High-level Design


Our goal was to create a game as close to Duck Hunt as feasibly possible on this microcontroller.  We found that there were several limitations placed upon us with this restriction which we will discuss later. 


The game starts with several introduction screens that display the name of the game the creators, and an explanation of how to use the menu system.  The user then has the choice between playing with one duck or two, as in the original Duck Hunt.  However due to hardware limitations we were not able to make two ducks fly simultaneously.  This was because we were only able to check whether the light gun had detected a hit once a line.  Therefore if we had two ducks on the same line we would have been unable to determine which had been hit.  In order to implement the two duck option we simply had them appear consecutively instead of simultaneously.  In either the one duck or two duck game you only get 3 shots per round, making the two duck game significantly harder.  The user can toggle between which game they want by shooting off the screen and then shooting the screen to select the option they want.

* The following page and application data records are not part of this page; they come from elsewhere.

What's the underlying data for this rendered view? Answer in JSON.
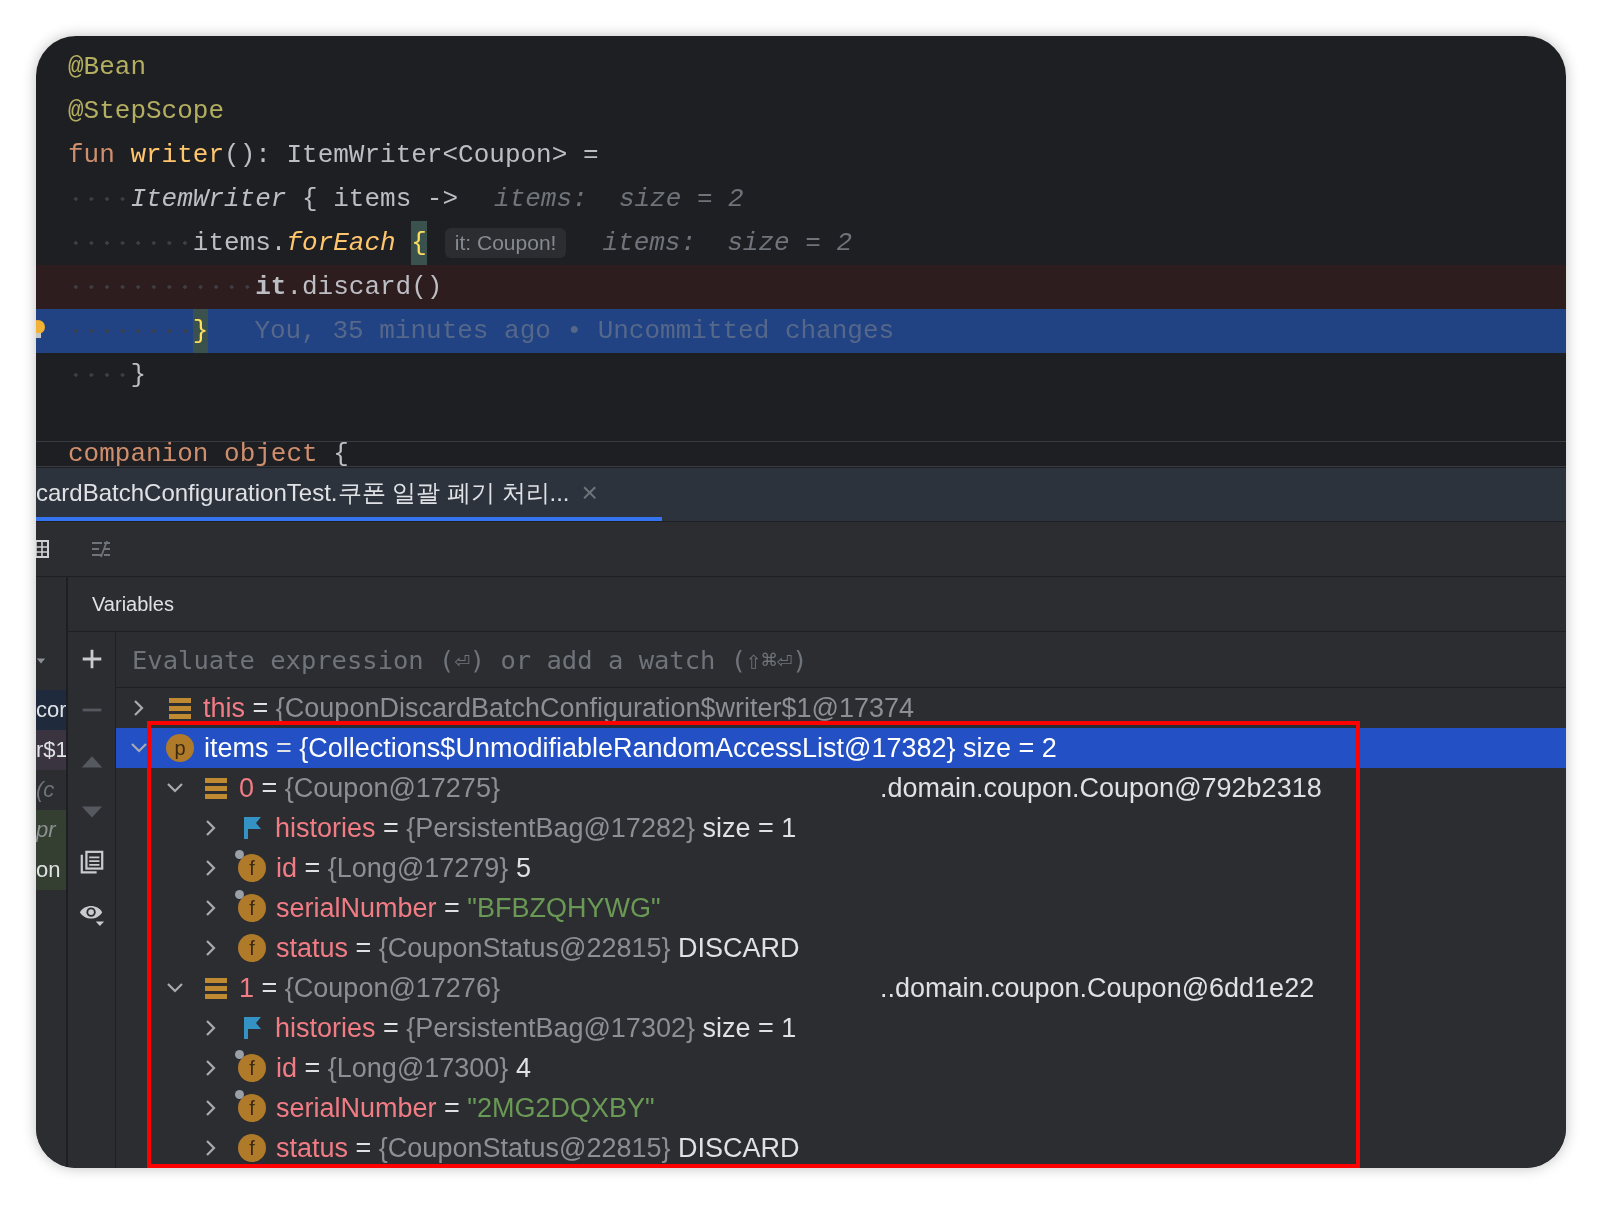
{
  "editor": {
    "lines": [
      {
        "kind": "normal",
        "tokens": [
          {
            "kind": "annotation",
            "text": "@Bean"
          }
        ]
      },
      {
        "kind": "normal",
        "tokens": [
          {
            "kind": "annotation",
            "text": "@StepScope"
          }
        ]
      },
      {
        "kind": "normal",
        "tokens": [
          {
            "kind": "keyword",
            "text": "fun"
          },
          {
            "kind": "function",
            "text": "writer"
          },
          {
            "kind": "plain",
            "text": "(): ItemWriter<Coupon> ="
          }
        ],
        "children": [
          {
            "kind": "normal",
            "tokens": [
              {
                "kind": "italic",
                "text": "ItemWriter"
              },
              {
                "kind": "plain",
                "text": " { items ->"
              },
              {
                "kind": "hint",
                "text": "items:  size = 2"
              }
            ],
            "children": [
              {
                "kind": "normal",
                "tokens": [
                  {
                    "kind": "plain",
                    "text": "items."
                  },
                  {
                    "kind": "function-italic",
                    "text": "forEach"
                  },
                  {
                    "kind": "brace-match",
                    "text": "{"
                  },
                  {
                    "kind": "chip",
                    "text": "it: Coupon!"
                  },
                  {
                    "kind": "hint",
                    "text": "items:  size = 2"
                  }
                ],
                "children": [
                  {
                    "kind": "breakpoint",
                    "tokens": [
                      {
                        "kind": "bold",
                        "text": "it"
                      },
                      {
                        "kind": "plain",
                        "text": ".discard()"
                      }
                    ]
                  }
                ]
              },
              {
                "kind": "execution",
                "bulb": true,
                "tokens": [
                  {
                    "kind": "brace-match",
                    "text": "}"
                  },
                  {
                    "kind": "blame",
                    "text": "You, 35 minutes ago • Uncommitted changes"
                  }
                ]
              }
            ]
          },
          {
            "kind": "normal",
            "tokens": [
              {
                "kind": "plain",
                "text": "}"
              }
            ]
          }
        ]
      },
      {
        "kind": "blank"
      },
      {
        "kind": "cut",
        "tokens": [
          {
            "kind": "keyword",
            "text": "companion object"
          },
          {
            "kind": "plain",
            "text": "{"
          }
        ]
      }
    ]
  },
  "session_tab": {
    "title": "cardBatchConfigurationTest.쿠폰 일괄 폐기 처리...",
    "close": "×",
    "selected": true
  },
  "frames": [
    {
      "kind": "current",
      "text": "cor"
    },
    {
      "kind": "marked",
      "text": "r$1"
    },
    {
      "kind": "library",
      "text": "(c"
    },
    {
      "kind": "test",
      "text": "pr"
    },
    {
      "kind": "test",
      "text": "on"
    }
  ],
  "variables": {
    "title": "Variables",
    "placeholder": "Evaluate expression (⏎) or add a watch (⇧⌘⏎)",
    "tools": [
      {
        "kind": "add",
        "disabled": false
      },
      {
        "kind": "remove",
        "disabled": true
      },
      {
        "kind": "up",
        "disabled": true
      },
      {
        "kind": "down",
        "disabled": true
      },
      {
        "kind": "copy",
        "disabled": false
      },
      {
        "kind": "watch",
        "disabled": false
      }
    ],
    "highlight_box": true,
    "items": [
      {
        "kind": "object",
        "name": "this",
        "operator": "=",
        "value": "{CouponDiscardBatchConfiguration$writer$1@17374",
        "expanded": false,
        "selected": false
      },
      {
        "kind": "badge",
        "badge": "p",
        "final": false,
        "name": "items",
        "operator": "=",
        "value": "{Collections$UnmodifiableRandomAccessList@17382}",
        "extra": "size = 2",
        "expanded": true,
        "selected": true,
        "children": [
          {
            "kind": "object",
            "name": "0",
            "operator": "=",
            "value": "{Coupon@17275}",
            "to_string": ".domain.coupon.Coupon@792b2318",
            "expanded": true,
            "selected": false,
            "children": [
              {
                "kind": "flag",
                "name": "histories",
                "operator": "=",
                "value": "{PersistentBag@17282}",
                "extra": "size = 1",
                "expanded": false,
                "selected": false
              },
              {
                "kind": "badge",
                "badge": "f",
                "final": true,
                "name": "id",
                "operator": "=",
                "value": "{Long@17279}",
                "extra": "5",
                "expanded": false,
                "selected": false
              },
              {
                "kind": "badge",
                "badge": "f",
                "final": true,
                "name": "serialNumber",
                "operator": "=",
                "string": "\"BFBZQHYWG\"",
                "expanded": false,
                "selected": false
              },
              {
                "kind": "badge",
                "badge": "f",
                "final": false,
                "name": "status",
                "operator": "=",
                "value": "{CouponStatus@22815}",
                "extra": "DISCARD",
                "expanded": false,
                "selected": false
              }
            ]
          },
          {
            "kind": "object",
            "name": "1",
            "operator": "=",
            "value": "{Coupon@17276}",
            "to_string": "..domain.coupon.Coupon@6dd1e22",
            "expanded": true,
            "selected": false,
            "children": [
              {
                "kind": "flag",
                "name": "histories",
                "operator": "=",
                "value": "{PersistentBag@17302}",
                "extra": "size = 1",
                "expanded": false,
                "selected": false
              },
              {
                "kind": "badge",
                "badge": "f",
                "final": true,
                "name": "id",
                "operator": "=",
                "value": "{Long@17300}",
                "extra": "4",
                "expanded": false,
                "selected": false
              },
              {
                "kind": "badge",
                "badge": "f",
                "final": true,
                "name": "serialNumber",
                "operator": "=",
                "string": "\"2MG2DQXBY\"",
                "expanded": false,
                "selected": false
              },
              {
                "kind": "badge",
                "badge": "f",
                "final": false,
                "name": "status",
                "operator": "=",
                "value": "{CouponStatus@22815}",
                "extra": "DISCARD",
                "expanded": false,
                "selected": false
              }
            ]
          }
        ]
      }
    ]
  }
}
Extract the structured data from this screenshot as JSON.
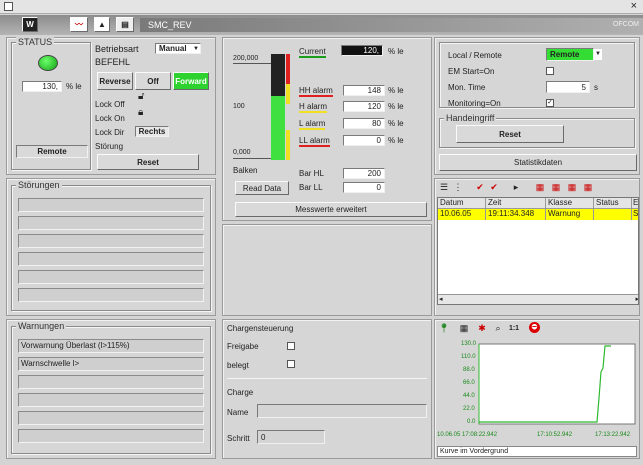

The user then has the option to select between three difficulty levels, easy, medium, and hard.  On easy the duck moves around at a normal speed, and the target area is larger than normal (see the program/hardware section for details on how the gun works).  On medium the duck moves at the normal speed, but the target size is not enlarged.  On hard the duck moves much faster, but the target is enlarged as in the easy case.  We found that these difficulties seemed fair, and made the game much more challenging.  Additionally, more points were given for shooting ducks on the harder settings. 


In either game type the were a total of 10 ducks per level, meaning 10 rounds in the one duck case, and 5 rounds in the two duck case.  After each level the user was told whether he had shot enough ducks to proceed to the next round.  The number of ducks needed increased as the levels increased. 


The movement of the duck was determined by a very simple algorithm that simply made the duck appear to bounce off of the walls of the screen.  We found that when the duck would change directions randomly, the game was too difficult to enjoy.  We found that this was a good balance, because while you could better anticipate where the duck was going, you could not wait too long or the duck would fly away. 


We tried to implement some background to the game, but ran into several hardware limitations.  For this to have worked we would have needed to clear the background on every trigger pull, however we found that with even a small amount of lines drawn on the screen this process would take too long, and created screen artifacts that ruined the game. 


Our final touch on the game was to add sound.  During the introduction screens you get to listen to our version of the Cornell Alma Mater.  Whenever a duck is killed, a falling sound is made.  When a duck flies away a flapping sound is made.